A Poetics of Fashion: Sonia Delaunay's Vision of Color
"In Delaunay's designs, shapes move through one another, becoming both a unit and a composite, while remaining separate entities through the differentiation of color. She creates juxtapositions in the visual similar to the juxtapositions a poet creates through sound and language." By Sarah Kruse.
New poems from the 2011 Whiting Award winner. Webster's second book, Grand & Arsenal, was published by the University of Iowa this month.
Clarins #700 Red
"We found her room, and then: a surprise. Fate had brought her a handsome RN. 'Put some makeup on me,' she gasped quietly.'" By Rachel Greben.
"In desperation, I suggested she go on tour with Phish; I said I'd heard Phil Lesh was going to start out on his own. But Cat just gave me a sympathetic look and said, 'It's over, sweetie.'" By Alexis Nelson.
Calling Molly Ringwald
"What I can't admit to her is that I don't have any fashion credentials. My rules have veered from 'Do whatever Molly Ringwald is doing' to 'Wear what's comfortable and doesn't smell bad.'" By Daneen Bergland.
Lisa Ekman Clips Her Soul Up
"For me, a big part of growing up has been figuring out that I can change the story. I might see myself as the girl who can't put together an outfit, but I don't actually have to be her. Though if I really wasn't going to be her, I needed to find a garter belt." By Lisa Ekman.
Some Classics are Worth the Investment
"She had never owned anything so frivolous, so fashion forward, and though her mother saw no sense in it, Dorothy made it her mission to earn enough to buy those shoes. Now, more than seventy years later, she still has them." By Chelsea Bieker.
Mystery de l'escharpe
"French women were wearing scarves. They wore other things, too--deceptively simple things like tunics and tailored shirts, as well as very complicated things covered in unnecessary zippers--but nothing fascinated or perplexed us more than l'escharpe." By Alexis Nelson.
Famed beauty, veteran of scandals, lover of kings and knaves: Lola Montez offers advice on readers' pressing fashion quandaries.
Spring 2012 Reviews & Discussions
of books, shows, and events
Jordan Sullivan: Natural History
"There are these little poems I wrote on each of the photographs. One of them reads: Are we writing to erase? Are our angels with us? Is it better to forgive, forget, or to have never lived at all? A photograph is at once remembering, altering, and manipulating something." A Q&A with artist Jordan Sullivan about memory, sculpture, and what happens to the things we've forgotten.

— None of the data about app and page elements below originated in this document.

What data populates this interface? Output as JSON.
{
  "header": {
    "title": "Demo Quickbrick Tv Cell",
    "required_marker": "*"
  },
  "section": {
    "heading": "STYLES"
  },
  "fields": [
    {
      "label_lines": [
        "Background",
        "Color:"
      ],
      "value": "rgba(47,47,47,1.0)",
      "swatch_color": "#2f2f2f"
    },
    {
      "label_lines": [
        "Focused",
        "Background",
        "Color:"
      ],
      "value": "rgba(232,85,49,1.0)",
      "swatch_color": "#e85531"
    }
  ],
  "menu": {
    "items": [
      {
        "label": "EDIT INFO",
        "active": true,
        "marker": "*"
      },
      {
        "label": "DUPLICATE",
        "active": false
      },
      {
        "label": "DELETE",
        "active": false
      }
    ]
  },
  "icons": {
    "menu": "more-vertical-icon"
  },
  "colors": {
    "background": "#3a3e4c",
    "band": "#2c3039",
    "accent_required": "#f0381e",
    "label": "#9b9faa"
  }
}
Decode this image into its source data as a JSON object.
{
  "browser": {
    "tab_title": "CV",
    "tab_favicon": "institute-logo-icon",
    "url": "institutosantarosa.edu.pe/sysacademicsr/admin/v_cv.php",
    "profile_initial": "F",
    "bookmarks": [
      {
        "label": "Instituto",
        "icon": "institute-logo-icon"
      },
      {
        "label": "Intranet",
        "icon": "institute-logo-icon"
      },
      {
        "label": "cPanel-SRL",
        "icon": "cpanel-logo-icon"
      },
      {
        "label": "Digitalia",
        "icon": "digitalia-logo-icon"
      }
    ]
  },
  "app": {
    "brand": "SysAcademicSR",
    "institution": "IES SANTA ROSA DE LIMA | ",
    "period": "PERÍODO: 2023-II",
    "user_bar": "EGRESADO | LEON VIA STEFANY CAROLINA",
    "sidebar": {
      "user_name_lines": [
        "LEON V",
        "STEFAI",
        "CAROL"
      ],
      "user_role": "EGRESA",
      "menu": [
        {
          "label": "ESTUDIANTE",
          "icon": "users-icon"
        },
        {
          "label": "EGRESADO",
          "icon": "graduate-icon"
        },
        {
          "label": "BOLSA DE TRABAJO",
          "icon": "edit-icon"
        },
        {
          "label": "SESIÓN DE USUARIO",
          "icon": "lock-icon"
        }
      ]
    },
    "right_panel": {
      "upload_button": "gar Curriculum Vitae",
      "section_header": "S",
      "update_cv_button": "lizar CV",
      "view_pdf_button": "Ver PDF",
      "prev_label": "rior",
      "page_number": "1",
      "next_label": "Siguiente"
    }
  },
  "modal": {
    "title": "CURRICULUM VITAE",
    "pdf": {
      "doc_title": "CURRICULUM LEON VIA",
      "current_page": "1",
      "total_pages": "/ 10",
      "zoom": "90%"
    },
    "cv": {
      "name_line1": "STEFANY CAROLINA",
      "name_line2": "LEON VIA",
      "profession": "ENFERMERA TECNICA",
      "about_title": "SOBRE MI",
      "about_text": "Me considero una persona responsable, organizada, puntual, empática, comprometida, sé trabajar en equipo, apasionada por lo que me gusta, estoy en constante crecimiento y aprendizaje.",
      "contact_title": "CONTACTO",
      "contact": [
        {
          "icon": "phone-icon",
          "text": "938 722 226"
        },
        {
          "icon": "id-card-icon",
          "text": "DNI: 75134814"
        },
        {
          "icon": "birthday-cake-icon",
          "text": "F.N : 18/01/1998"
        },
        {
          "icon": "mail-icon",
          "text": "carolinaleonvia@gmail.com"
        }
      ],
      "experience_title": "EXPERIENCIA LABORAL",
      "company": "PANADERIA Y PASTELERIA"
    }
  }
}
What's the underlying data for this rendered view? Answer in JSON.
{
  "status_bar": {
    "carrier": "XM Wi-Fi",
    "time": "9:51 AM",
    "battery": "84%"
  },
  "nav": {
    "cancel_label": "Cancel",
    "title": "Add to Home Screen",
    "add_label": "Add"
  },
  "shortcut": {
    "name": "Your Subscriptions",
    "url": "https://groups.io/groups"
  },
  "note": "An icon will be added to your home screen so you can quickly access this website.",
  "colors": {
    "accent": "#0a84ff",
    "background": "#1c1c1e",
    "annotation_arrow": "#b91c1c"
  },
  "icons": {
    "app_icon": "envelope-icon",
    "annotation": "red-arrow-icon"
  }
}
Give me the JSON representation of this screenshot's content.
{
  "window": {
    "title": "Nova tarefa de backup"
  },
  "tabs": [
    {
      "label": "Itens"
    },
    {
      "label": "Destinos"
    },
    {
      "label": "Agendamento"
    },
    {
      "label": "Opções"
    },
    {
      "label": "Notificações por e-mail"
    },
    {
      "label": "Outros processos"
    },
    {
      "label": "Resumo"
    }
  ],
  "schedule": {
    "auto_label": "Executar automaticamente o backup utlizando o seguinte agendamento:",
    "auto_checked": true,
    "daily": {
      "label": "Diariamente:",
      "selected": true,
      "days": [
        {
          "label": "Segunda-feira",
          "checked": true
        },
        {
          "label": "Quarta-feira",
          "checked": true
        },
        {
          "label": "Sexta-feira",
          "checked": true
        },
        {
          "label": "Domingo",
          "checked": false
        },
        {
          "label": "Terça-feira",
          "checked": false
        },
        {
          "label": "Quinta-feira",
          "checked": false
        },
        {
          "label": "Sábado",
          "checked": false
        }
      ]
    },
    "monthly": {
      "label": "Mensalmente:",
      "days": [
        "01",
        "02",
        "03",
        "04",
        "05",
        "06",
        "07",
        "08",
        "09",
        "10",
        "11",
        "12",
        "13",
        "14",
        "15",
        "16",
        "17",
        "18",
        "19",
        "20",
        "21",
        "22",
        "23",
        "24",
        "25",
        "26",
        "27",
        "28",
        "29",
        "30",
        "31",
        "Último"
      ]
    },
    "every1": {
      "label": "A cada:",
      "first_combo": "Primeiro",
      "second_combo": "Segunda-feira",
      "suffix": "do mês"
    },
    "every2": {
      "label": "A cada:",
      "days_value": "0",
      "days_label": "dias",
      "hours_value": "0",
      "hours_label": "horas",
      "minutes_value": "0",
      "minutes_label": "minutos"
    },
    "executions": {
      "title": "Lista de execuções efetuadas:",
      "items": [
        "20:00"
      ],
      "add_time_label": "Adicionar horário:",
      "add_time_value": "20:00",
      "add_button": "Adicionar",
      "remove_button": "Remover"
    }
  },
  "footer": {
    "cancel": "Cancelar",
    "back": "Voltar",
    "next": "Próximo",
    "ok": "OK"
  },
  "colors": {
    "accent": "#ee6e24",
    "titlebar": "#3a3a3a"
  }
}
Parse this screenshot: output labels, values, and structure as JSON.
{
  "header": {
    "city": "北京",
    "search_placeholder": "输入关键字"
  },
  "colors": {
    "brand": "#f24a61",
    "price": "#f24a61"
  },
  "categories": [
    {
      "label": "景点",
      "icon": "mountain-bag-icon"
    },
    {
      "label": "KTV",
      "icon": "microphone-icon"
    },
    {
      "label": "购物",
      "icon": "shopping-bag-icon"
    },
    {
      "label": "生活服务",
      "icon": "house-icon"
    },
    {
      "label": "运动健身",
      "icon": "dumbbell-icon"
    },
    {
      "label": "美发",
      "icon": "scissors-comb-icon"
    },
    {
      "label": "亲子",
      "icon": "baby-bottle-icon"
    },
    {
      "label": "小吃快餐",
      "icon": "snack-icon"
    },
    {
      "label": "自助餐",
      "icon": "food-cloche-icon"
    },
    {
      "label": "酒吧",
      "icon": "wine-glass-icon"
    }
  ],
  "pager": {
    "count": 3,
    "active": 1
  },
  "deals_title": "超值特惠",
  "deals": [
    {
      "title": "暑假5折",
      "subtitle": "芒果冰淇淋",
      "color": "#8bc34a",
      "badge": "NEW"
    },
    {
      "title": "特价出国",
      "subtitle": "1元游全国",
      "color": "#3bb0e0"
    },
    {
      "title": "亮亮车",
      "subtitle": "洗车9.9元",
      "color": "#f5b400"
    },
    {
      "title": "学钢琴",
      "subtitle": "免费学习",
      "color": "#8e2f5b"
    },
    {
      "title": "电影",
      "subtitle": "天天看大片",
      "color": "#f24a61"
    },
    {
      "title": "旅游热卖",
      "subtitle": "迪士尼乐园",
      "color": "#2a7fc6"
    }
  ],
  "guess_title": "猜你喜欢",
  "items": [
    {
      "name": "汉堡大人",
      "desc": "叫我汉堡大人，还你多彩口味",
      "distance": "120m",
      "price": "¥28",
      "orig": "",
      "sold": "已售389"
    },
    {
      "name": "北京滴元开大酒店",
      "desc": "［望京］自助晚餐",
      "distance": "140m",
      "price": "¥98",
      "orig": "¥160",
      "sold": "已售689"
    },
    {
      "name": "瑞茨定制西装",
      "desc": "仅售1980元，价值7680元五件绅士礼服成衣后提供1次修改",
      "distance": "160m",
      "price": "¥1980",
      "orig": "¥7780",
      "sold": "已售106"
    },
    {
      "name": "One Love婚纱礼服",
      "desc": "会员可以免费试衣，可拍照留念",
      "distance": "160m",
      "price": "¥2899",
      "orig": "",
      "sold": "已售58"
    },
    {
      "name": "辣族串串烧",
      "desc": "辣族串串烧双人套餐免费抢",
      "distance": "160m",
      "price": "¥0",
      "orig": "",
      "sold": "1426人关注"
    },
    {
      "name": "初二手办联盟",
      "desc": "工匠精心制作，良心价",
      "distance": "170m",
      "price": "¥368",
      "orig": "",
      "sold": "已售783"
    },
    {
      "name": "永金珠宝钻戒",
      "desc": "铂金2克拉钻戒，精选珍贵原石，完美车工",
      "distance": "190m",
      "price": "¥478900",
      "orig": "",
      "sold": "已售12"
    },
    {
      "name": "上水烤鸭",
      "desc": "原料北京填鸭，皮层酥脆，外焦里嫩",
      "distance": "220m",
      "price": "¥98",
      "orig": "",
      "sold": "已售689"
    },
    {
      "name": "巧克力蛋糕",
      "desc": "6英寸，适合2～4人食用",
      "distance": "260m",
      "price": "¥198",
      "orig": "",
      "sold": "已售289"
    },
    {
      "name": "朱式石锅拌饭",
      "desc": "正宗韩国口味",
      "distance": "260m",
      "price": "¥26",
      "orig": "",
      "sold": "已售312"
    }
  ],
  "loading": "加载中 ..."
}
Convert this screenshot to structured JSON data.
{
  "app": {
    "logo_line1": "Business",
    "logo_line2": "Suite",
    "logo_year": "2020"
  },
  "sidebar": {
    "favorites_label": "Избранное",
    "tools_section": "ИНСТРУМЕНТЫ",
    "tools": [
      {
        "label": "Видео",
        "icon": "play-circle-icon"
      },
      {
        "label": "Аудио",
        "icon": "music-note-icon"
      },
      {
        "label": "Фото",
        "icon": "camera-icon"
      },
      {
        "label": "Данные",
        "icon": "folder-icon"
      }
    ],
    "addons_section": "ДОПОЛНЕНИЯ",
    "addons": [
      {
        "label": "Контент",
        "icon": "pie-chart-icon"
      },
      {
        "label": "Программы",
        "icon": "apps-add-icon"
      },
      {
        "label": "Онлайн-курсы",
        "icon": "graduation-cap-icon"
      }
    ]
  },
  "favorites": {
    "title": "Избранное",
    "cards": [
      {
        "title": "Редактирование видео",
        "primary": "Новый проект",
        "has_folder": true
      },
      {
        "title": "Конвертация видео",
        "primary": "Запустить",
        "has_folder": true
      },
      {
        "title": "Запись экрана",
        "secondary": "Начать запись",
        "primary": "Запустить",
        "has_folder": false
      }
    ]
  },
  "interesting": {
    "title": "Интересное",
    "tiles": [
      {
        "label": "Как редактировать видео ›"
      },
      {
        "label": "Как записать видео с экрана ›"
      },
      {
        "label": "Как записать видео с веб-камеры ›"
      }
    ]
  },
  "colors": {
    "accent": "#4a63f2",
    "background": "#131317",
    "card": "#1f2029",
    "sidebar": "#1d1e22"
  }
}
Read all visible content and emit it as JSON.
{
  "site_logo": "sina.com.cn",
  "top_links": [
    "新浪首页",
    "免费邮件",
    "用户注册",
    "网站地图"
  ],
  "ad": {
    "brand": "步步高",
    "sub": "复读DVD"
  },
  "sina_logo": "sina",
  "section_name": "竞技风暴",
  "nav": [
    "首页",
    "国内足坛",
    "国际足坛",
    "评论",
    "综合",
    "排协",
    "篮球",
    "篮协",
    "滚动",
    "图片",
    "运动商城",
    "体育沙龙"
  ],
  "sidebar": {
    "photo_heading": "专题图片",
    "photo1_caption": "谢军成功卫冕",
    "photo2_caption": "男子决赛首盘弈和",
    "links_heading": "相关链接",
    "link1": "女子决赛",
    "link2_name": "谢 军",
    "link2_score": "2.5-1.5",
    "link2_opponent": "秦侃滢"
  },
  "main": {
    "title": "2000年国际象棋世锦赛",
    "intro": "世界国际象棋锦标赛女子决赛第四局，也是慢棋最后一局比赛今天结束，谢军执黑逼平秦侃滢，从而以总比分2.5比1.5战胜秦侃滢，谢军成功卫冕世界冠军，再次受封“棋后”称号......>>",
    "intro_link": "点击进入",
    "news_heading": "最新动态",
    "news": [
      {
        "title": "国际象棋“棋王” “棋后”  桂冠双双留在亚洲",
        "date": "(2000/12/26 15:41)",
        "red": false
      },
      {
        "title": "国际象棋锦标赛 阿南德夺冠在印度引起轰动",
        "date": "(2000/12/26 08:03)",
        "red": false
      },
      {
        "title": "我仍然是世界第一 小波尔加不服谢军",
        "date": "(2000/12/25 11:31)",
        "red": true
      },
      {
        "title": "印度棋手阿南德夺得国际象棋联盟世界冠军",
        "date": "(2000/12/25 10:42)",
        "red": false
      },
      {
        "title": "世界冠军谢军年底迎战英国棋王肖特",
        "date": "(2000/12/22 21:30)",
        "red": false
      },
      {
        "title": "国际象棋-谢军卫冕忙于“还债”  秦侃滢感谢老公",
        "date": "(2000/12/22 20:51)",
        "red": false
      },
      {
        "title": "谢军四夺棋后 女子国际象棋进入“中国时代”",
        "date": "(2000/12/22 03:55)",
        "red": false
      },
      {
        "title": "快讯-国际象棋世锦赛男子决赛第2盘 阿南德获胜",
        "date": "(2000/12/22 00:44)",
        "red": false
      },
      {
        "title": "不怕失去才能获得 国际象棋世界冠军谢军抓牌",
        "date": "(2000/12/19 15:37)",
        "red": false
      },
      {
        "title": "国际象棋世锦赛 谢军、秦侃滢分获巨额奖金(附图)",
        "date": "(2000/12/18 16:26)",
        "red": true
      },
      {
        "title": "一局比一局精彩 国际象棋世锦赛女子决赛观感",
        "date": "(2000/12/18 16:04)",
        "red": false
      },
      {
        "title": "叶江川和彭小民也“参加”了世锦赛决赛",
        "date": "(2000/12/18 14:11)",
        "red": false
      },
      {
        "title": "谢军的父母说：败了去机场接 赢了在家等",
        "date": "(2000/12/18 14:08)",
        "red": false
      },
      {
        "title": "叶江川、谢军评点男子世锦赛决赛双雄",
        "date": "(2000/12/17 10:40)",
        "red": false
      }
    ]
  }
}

Return to Rothko (Part II)
"I lack the mental endurance necessary to get through even just a thought experiment about reproducing a white canvas with pencil lines on it. In 1958 and 1959, Mark Rothko completed dozens of paintings that are massive in size, possess multiple layers, are created via treatments and techniques some of which are unknown, and bear evidence that, even in his 'sketches,' he chose to continue making decisions with his brush across every inch of canvas." By Dan DeWeese.
This Year's Models: Notes on the 2012 Whitney Biennial
"I realized while moving through the Whitney that I'm quite drawn to investigations of process, documentations of transitional states, or examinations of change--and these kinds of pieces are present throughout this Biennial--when they also carry the vulnerability and risk of delivery in a finished state." By Dan DeWeese.
Late Night Library
Late Night Conversation: Karen Munro and Roxane Gay
Late Night Library's programs include podcasts about debut titles, podcast conversations with cultural innovators, and events that connect diverse literary communities. In their latest conversation, Karen Munro asks Roxane Gay whether print publications are less likely than online journals to publish emerging writers. Roxane wisely points out, "I think they are open to [publishing new writers], but I also think there are economic realities that they have to deal with that online magazines don't. When you're putting together a magazine that probably costs $10,000 or $15,000 to produce, you need some known quantities."